### EXERCISE DIRECTIONS
Count every line of the listing where the string "false" occurs, and reply with the count alone.

### DATA FOR THIS EXERCISE
■ ■ ■ ■ ■ ■ ■

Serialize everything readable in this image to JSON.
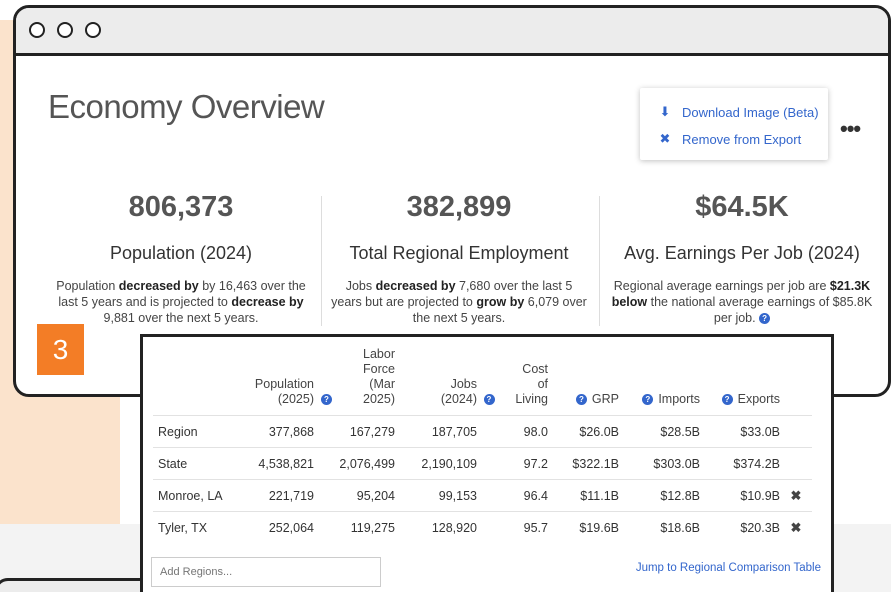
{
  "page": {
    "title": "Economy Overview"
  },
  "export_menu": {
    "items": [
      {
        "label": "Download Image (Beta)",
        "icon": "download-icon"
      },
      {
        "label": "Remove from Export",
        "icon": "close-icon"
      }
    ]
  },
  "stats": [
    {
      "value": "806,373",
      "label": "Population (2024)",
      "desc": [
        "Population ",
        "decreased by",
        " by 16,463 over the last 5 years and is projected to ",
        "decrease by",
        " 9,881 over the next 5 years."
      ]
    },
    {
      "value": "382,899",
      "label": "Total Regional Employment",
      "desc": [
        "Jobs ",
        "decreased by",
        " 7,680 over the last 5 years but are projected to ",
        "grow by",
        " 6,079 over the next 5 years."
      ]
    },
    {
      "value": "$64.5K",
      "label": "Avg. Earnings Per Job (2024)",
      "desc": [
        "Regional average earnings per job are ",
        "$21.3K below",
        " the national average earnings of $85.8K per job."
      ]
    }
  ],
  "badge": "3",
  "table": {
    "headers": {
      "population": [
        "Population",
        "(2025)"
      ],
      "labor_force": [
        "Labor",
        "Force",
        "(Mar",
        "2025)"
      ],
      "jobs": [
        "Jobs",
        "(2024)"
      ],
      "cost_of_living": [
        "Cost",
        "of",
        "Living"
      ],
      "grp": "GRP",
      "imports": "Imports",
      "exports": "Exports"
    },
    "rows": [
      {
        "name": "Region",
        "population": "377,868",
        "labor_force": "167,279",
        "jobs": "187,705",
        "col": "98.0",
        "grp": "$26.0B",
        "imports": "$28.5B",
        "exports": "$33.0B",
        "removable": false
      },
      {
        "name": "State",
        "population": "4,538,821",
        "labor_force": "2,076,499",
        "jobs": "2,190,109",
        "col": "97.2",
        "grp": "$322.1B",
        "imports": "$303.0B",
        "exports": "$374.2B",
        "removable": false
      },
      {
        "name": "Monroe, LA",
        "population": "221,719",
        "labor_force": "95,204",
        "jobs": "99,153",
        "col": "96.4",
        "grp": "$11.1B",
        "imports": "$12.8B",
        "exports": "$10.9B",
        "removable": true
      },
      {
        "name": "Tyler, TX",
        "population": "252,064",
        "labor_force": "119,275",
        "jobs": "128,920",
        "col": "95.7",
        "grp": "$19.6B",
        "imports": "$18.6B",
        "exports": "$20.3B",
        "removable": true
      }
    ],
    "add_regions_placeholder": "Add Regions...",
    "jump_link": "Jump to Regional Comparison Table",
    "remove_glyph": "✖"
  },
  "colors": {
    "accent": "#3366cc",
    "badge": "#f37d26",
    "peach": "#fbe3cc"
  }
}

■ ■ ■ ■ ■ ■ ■

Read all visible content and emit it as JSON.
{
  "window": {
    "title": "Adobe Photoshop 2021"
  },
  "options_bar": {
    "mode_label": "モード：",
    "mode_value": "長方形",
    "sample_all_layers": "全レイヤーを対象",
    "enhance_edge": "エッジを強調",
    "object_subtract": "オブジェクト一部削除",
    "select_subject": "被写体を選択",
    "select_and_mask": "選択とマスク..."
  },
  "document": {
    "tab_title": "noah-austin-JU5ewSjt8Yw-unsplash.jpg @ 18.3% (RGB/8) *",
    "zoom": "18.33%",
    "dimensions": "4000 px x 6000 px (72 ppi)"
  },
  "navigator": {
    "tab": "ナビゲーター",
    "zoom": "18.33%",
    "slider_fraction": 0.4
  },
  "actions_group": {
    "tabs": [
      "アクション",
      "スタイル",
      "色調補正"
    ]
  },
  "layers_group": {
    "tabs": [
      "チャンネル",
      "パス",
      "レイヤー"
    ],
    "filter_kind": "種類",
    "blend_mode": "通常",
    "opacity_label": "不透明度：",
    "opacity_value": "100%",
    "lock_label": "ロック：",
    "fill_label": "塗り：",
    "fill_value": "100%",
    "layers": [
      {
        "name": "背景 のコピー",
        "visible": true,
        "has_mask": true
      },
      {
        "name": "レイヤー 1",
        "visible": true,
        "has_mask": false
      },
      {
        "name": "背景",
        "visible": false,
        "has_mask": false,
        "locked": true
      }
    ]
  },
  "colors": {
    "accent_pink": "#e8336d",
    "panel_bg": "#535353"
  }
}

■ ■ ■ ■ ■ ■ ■

### RESULT FOR THIS TASK
5